Any time an ex-CFO of the biggest company (by revenue) in the United States has something to say, you can bet it’s worth listening to. I was interested to read Charles Holley’s description of how he cultivated a healthy relationship with Walmart’s board.
U.S. Tax executives are experiencing growing anxiety regarding international tax planning challenges as new issues start to materialize due to potential U.S. tax reform.
The retail sector has enthusiastically adopted big data technologies – which may prove invaluable as the industry looks for new ways to manage the rising pressure of tax compliance requirements.
As the on-again, off-again saga of tax reform keeps tax executives on edge, debate continues to rage (or, at times, sputter) on over the shape any overhaul should take. Lower corporate tax rates are a favorite proposal of the President and among the most likely potential change to make it into any actual legislation.

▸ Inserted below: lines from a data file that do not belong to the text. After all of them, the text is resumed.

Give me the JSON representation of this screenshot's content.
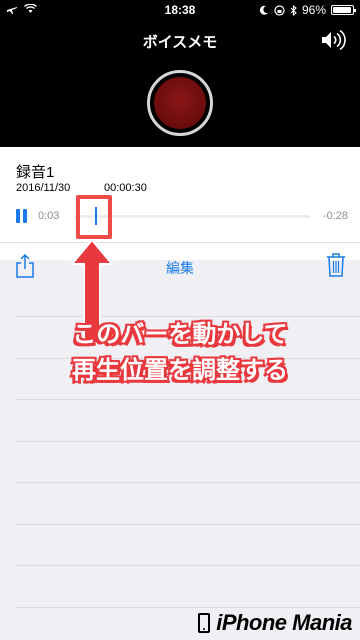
{
  "status_bar": {
    "time": "18:38",
    "battery_text": "96%",
    "battery_level": 0.96
  },
  "header": {
    "title": "ボイスメモ"
  },
  "recording": {
    "name": "録音1",
    "date": "2016/11/30",
    "duration": "00:00:30",
    "elapsed": "0:03",
    "remaining": "-0:28",
    "progress": 0.1
  },
  "toolbar": {
    "edit_label": "編集"
  },
  "annotation": {
    "line1": "このバーを動かして",
    "line2": "再生位置を調整する"
  },
  "watermark": {
    "brand": "iPhone Mania"
  },
  "colors": {
    "accent": "#1a7ce8",
    "record": "#7a1010",
    "annotation": "#e8393f"
  }
}
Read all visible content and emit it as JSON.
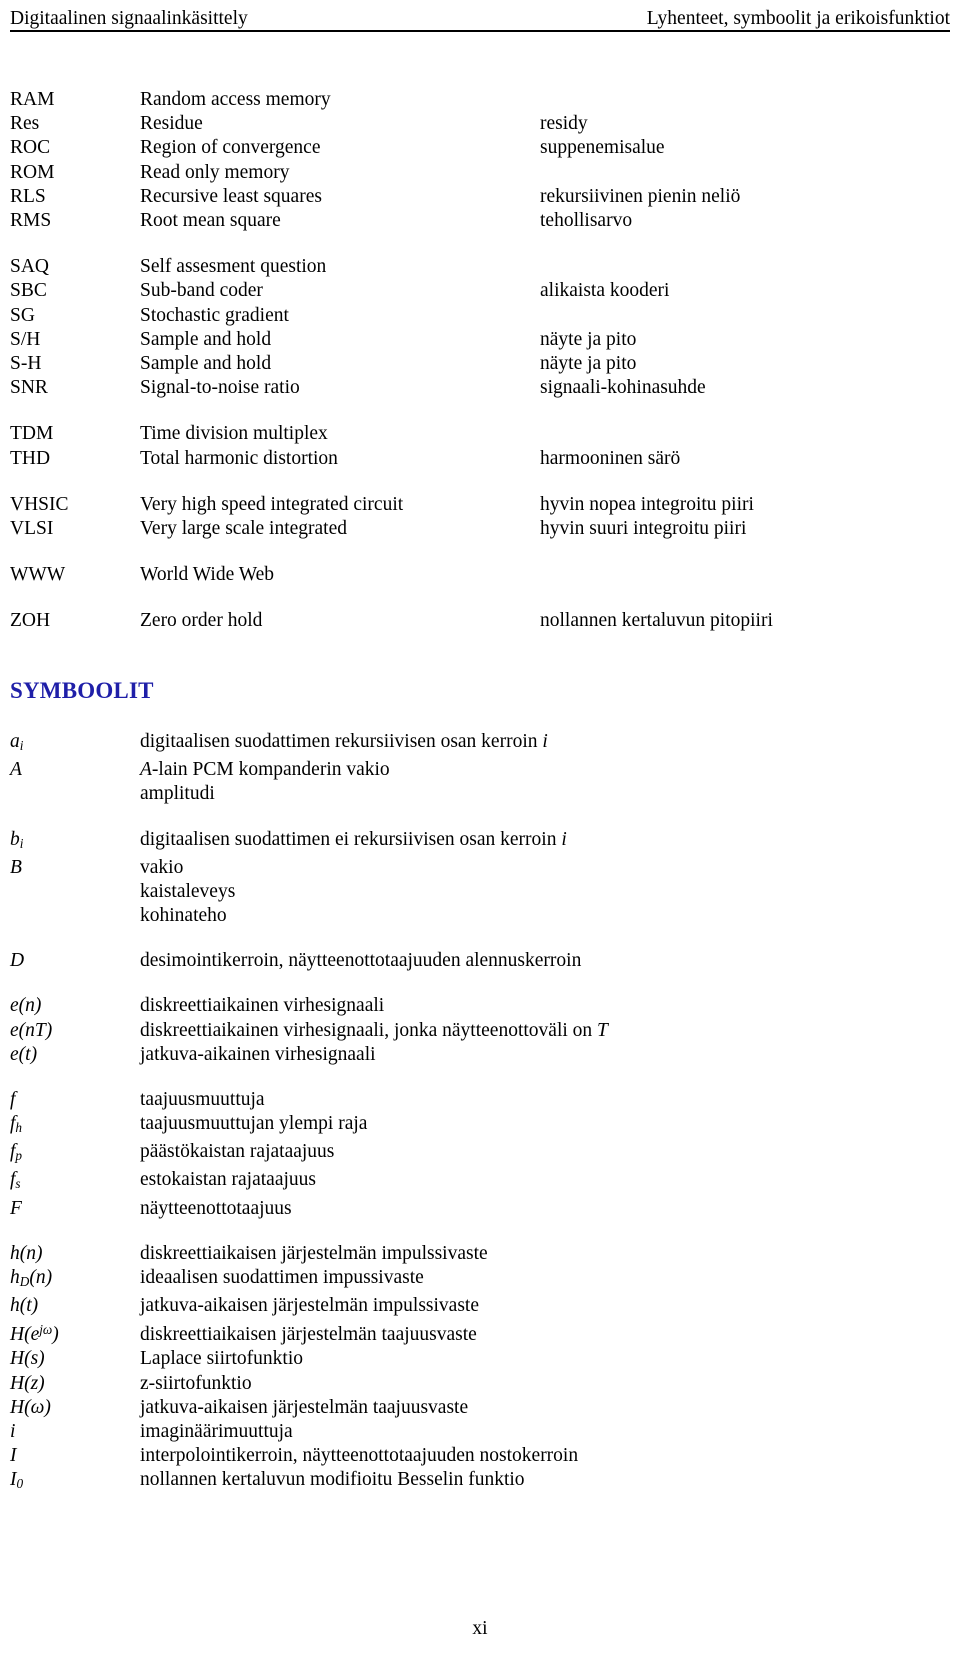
{
  "header": {
    "left": "Digitaalinen signaalinkäsittely",
    "right": "Lyhenteet, symboolit ja erikoisfunktiot"
  },
  "abbreviations": {
    "groups": [
      {
        "rows": [
          {
            "abbr": "RAM",
            "english": "Random access memory",
            "finnish": ""
          },
          {
            "abbr": "Res",
            "english": "Residue",
            "finnish": "residy"
          },
          {
            "abbr": "ROC",
            "english": "Region of convergence",
            "finnish": "suppenemisalue"
          },
          {
            "abbr": "ROM",
            "english": "Read only memory",
            "finnish": ""
          },
          {
            "abbr": "RLS",
            "english": "Recursive least squares",
            "finnish": "rekursiivinen pienin neliö"
          },
          {
            "abbr": "RMS",
            "english": "Root mean square",
            "finnish": "tehollisarvo"
          }
        ]
      },
      {
        "rows": [
          {
            "abbr": "SAQ",
            "english": "Self assesment question",
            "finnish": ""
          },
          {
            "abbr": "SBC",
            "english": "Sub-band coder",
            "finnish": "alikaista kooderi"
          },
          {
            "abbr": "SG",
            "english": "Stochastic gradient",
            "finnish": ""
          },
          {
            "abbr": "S/H",
            "english": "Sample and hold",
            "finnish": "näyte ja pito"
          },
          {
            "abbr": "S-H",
            "english": "Sample and hold",
            "finnish": "näyte ja pito"
          },
          {
            "abbr": "SNR",
            "english": "Signal-to-noise ratio",
            "finnish": "signaali-kohinasuhde"
          }
        ]
      },
      {
        "rows": [
          {
            "abbr": "TDM",
            "english": "Time division multiplex",
            "finnish": ""
          },
          {
            "abbr": "THD",
            "english": "Total harmonic distortion",
            "finnish": "harmooninen särö"
          }
        ]
      },
      {
        "rows": [
          {
            "abbr": "VHSIC",
            "english": "Very high speed integrated circuit",
            "finnish": "hyvin nopea integroitu piiri"
          },
          {
            "abbr": "VLSI",
            "english": "Very large scale integrated",
            "finnish": "hyvin suuri integroitu piiri"
          }
        ]
      },
      {
        "rows": [
          {
            "abbr": "WWW",
            "english": "World Wide Web",
            "finnish": ""
          }
        ]
      },
      {
        "rows": [
          {
            "abbr": "ZOH",
            "english": "Zero order hold",
            "finnish": "nollannen kertaluvun pitopiiri"
          }
        ]
      }
    ]
  },
  "symbols_heading": "SYMBOOLIT",
  "symbols": {
    "groups": [
      {
        "rows": [
          {
            "symbol_html": "a<sub>i</sub>",
            "symbol_text": "a_i",
            "desc_html": "digitaalisen suodattimen rekursiivisen osan kerroin <i>i</i>",
            "desc_text": "digitaalisen suodattimen rekursiivisen osan kerroin i"
          },
          {
            "symbol_html": "A",
            "symbol_text": "A",
            "desc_html": "<i>A</i>-lain PCM kompanderin vakio",
            "desc_text": "A-lain PCM kompanderin vakio"
          },
          {
            "symbol_html": "",
            "symbol_text": "",
            "desc_html": "amplitudi",
            "desc_text": "amplitudi"
          }
        ]
      },
      {
        "rows": [
          {
            "symbol_html": "b<sub>i</sub>",
            "symbol_text": "b_i",
            "desc_html": "digitaalisen suodattimen ei rekursiivisen osan kerroin <i>i</i>",
            "desc_text": "digitaalisen suodattimen ei rekursiivisen osan kerroin i"
          },
          {
            "symbol_html": "B",
            "symbol_text": "B",
            "desc_html": "vakio",
            "desc_text": "vakio"
          },
          {
            "symbol_html": "",
            "symbol_text": "",
            "desc_html": "kaistaleveys",
            "desc_text": "kaistaleveys"
          },
          {
            "symbol_html": "",
            "symbol_text": "",
            "desc_html": "kohinateho",
            "desc_text": "kohinateho"
          }
        ]
      },
      {
        "rows": [
          {
            "symbol_html": "D",
            "symbol_text": "D",
            "desc_html": "desimointikerroin, näytteenottotaajuuden alennuskerroin",
            "desc_text": "desimointikerroin, näytteenottotaajuuden alennuskerroin"
          }
        ]
      },
      {
        "rows": [
          {
            "symbol_html": "e(<i>n</i>)",
            "symbol_text": "e(n)",
            "desc_html": "diskreettiaikainen virhesignaali",
            "desc_text": "diskreettiaikainen virhesignaali"
          },
          {
            "symbol_html": "e(<i>nT</i>)",
            "symbol_text": "e(nT)",
            "desc_html": "diskreettiaikainen virhesignaali, jonka näytteenottoväli on <i>T</i>",
            "desc_text": "diskreettiaikainen virhesignaali, jonka näytteenottoväli on T"
          },
          {
            "symbol_html": "e(<i>t</i>)",
            "symbol_text": "e(t)",
            "desc_html": "jatkuva-aikainen virhesignaali",
            "desc_text": "jatkuva-aikainen virhesignaali"
          }
        ]
      },
      {
        "rows": [
          {
            "symbol_html": "f",
            "symbol_text": "f",
            "desc_html": "taajuusmuuttuja",
            "desc_text": "taajuusmuuttuja"
          },
          {
            "symbol_html": "f<sub>h</sub>",
            "symbol_text": "f_h",
            "desc_html": "taajuusmuuttujan ylempi raja",
            "desc_text": "taajuusmuuttujan ylempi raja"
          },
          {
            "symbol_html": "f<sub>p</sub>",
            "symbol_text": "f_p",
            "desc_html": "päästökaistan rajataajuus",
            "desc_text": "päästökaistan rajataajuus"
          },
          {
            "symbol_html": "f<sub>s</sub>",
            "symbol_text": "f_s",
            "desc_html": "estokaistan rajataajuus",
            "desc_text": "estokaistan rajataajuus"
          },
          {
            "symbol_html": "F",
            "symbol_text": "F",
            "desc_html": "näytteenottotaajuus",
            "desc_text": "näytteenottotaajuus"
          }
        ]
      },
      {
        "rows": [
          {
            "symbol_html": "h(<i>n</i>)",
            "symbol_text": "h(n)",
            "desc_html": "diskreettiaikaisen järjestelmän impulssivaste",
            "desc_text": "diskreettiaikaisen järjestelmän impulssivaste"
          },
          {
            "symbol_html": "h<sub>D</sub>(<i>n</i>)",
            "symbol_text": "h_D(n)",
            "desc_html": "ideaalisen suodattimen impussivaste",
            "desc_text": "ideaalisen suodattimen impussivaste"
          },
          {
            "symbol_html": "h(<i>t</i>)",
            "symbol_text": "h(t)",
            "desc_html": "jatkuva-aikaisen järjestelmän impulssivaste",
            "desc_text": "jatkuva-aikaisen järjestelmän impulssivaste"
          },
          {
            "symbol_html": "H(e<sup>jω</sup>)",
            "symbol_text": "H(e^jω)",
            "desc_html": "diskreettiaikaisen järjestelmän taajuusvaste",
            "desc_text": "diskreettiaikaisen järjestelmän taajuusvaste"
          },
          {
            "symbol_html": "H(<i>s</i>)",
            "symbol_text": "H(s)",
            "desc_html": "Laplace siirtofunktio",
            "desc_text": "Laplace siirtofunktio"
          },
          {
            "symbol_html": "H(<i>z</i>)",
            "symbol_text": "H(z)",
            "desc_html": "z-siirtofunktio",
            "desc_text": "z-siirtofunktio"
          },
          {
            "symbol_html": "H(<i>ω</i>)",
            "symbol_text": "H(ω)",
            "desc_html": "jatkuva-aikaisen järjestelmän taajuusvaste",
            "desc_text": "jatkuva-aikaisen järjestelmän taajuusvaste"
          },
          {
            "symbol_html": "i",
            "symbol_text": "i",
            "desc_html": "imaginäärimuuttuja",
            "desc_text": "imaginäärimuuttuja"
          },
          {
            "symbol_html": "I",
            "symbol_text": "I",
            "desc_html": "interpolointikerroin, näytteenottotaajuuden nostokerroin",
            "desc_text": "interpolointikerroin, näytteenottotaajuuden nostokerroin"
          },
          {
            "symbol_html": "I<sub>0</sub>",
            "symbol_text": "I_0",
            "desc_html": "nollannen kertaluvun modifioitu Besselin funktio",
            "desc_text": "nollannen kertaluvun modifioitu Besselin funktio"
          }
        ]
      }
    ]
  },
  "footer": {
    "page_number": "xi"
  }
}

As digital transformation accelerates, companies of all sizes have a growing need to demonstrate business agility. Successful organizations scale up and down to quickly seize market opportunities and dodge strategic risk.
Are you ready for real-time taxation? In the past year, the phrase has been mentioned with growing frequency among governmental tax administrators, executives of technology companies, and an interesting collection of thought leaders in the global tax realm.
This year’s award for the country with The Most Complex Tax and Accounting Environment goes to…Before we get there, it’s important to note that tax complexity, while crucial, only represents one dimension of a country’s global financial competitiveness. Compliance demands imposed by accounting rules and regulations are an important measure, too, although these challenges often receive less attention.
Blockchain applications are emerging faster than you might expect. The potential business impact is enormous, including significant tax implications. The distributed ledger technology is “redefining what it means to transact, so dramatic changes across an enterprise should be expected,” according to a new Deloitte report.
In January, the Cooperation Council for the Arab States of the Gulf – also known as the Gulf Cooperation Council (GCC) – announced a formal agreement regarding a new value-added tax (VAT) to be adopted by GCC member countries which are Bahrain, the Kingdom of Saudi Arabia (KSA), Kuwait, Oman, Qatar and the United Arab Emirates.